Not a lot happens in the winter months on Astypalea, a butterfly-shaped Greek island in the Aegean Sea.
The thousands of summertime tourists have gone: the locals – there are about 1,300 of them – work the land and busy themselves painting their neat white houses and tidying up ready for the next holiday season.
But this year life on the island is set to be a little different.
In what’s considered as a groundbreaking experiment with implications for the battle against climate change, the Greek government has teamed up with the Volkswagen car group to establish a complete system of sustainable energy on Astypalea.
Under the scheme, VW will provide the island with 1,000 of its electric vehicles (EVs), replacing 1,500 internal combustion vehicles.
Police cars, ambulances and the island bus service will all become electric. The more than 70,000 tourists who visit Astypalea each year will be encouraged to hire EVs and electric scooters and motorbikes.
The Greek government is said to be giving considerable state aid and tax incentives to the project.
“Politics, business and society have a common responsibility to limit climate change”, said Herbert Diess, the VW group CEO.
“Our long-term goal is climate-neutral mobility for everyone – and with the Astypalea project, we will explore how to realise that vision.”
Astypalea, part of the Dodecanese group of islands in the south-east Aegean, is 18 kms long and 12 kms wide at its broadest point.
VW says it will install more than 200 private and public charging points on the island. The government says Astypalea will become a pioneer for sustainable tourism throughout the country.
At present four diesel generators supply the island’s power. Within two years, the government says, Astypalea will become completely self-sufficient in energy, with wind turbines and solar panels replacing the ageing and inefficient generators.
“Electric transport and a holistic, green and sustainable action plan will have a positive impact on the everyday life of the island’s inhabitants”
“Today is a great day for Astypalea and all of Greece”, said Konstantinos Fragogiannis, Greek deputy foreign minister.
“We are launching the first ‘smart green island’ project in our country, which marks a major change in our outlook.
“Electric transport and a holistic, green and sustainable action plan will have a positive impact on the everyday life of the island’s inhabitants. Combined with a pioneering public transport system, we are turning futuristic ideas into reality.”
Tourism plays a central role in the economy of Greece: the country has a population of under 11 million but in recent times more than three times that number have visited each year, putting considerable strain on local infrastructure and on the environment.
Scandal to forget
Many Greek islands suffer severe energy and water shortages during the peak tourist season.
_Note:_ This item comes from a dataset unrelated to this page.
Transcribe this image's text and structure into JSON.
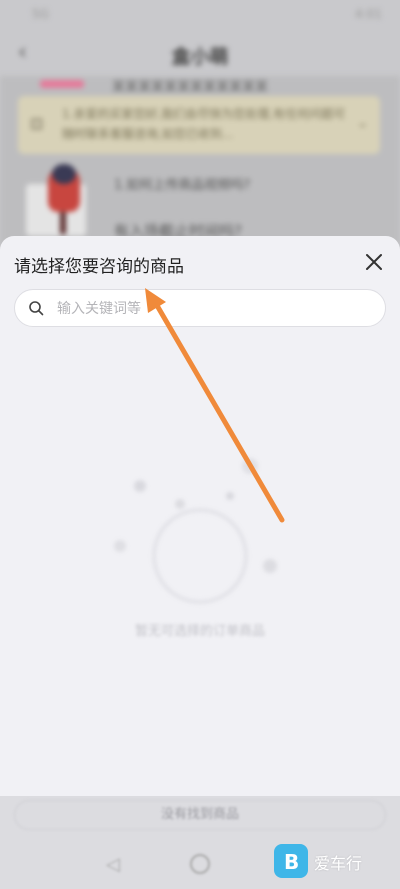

Air pollution caused by growing numbers of cruise ships is another problem.
VW says it’s committed to adjusting its production processes in order to meet the challenge of climate change.
The company, considered by some measures to be the world’s biggest car maker, aims to manufacture more than a million electric cars a year by 2025.
In recent days VW announced that Bentley cars – the luxury UK brand now owned by the German carmaker – will cease manufacturing diesel and petrol-driven vehicles by 2030 and concentrate solely on hybrid vehicles and EVs.
The German conglomerate has been struggling to repair its image after a widespread scandal in 2015, when it was forced to admit it had sold nearly 600,000 cars in the US which had been fitted with devices deliberately designed to circumvent emissions regulations and to falsify exhaust gas tests.
VW had to pay out billions of dollars in compensation as a result of what US prosecutors described as an “appalling” fraud – Climate News Network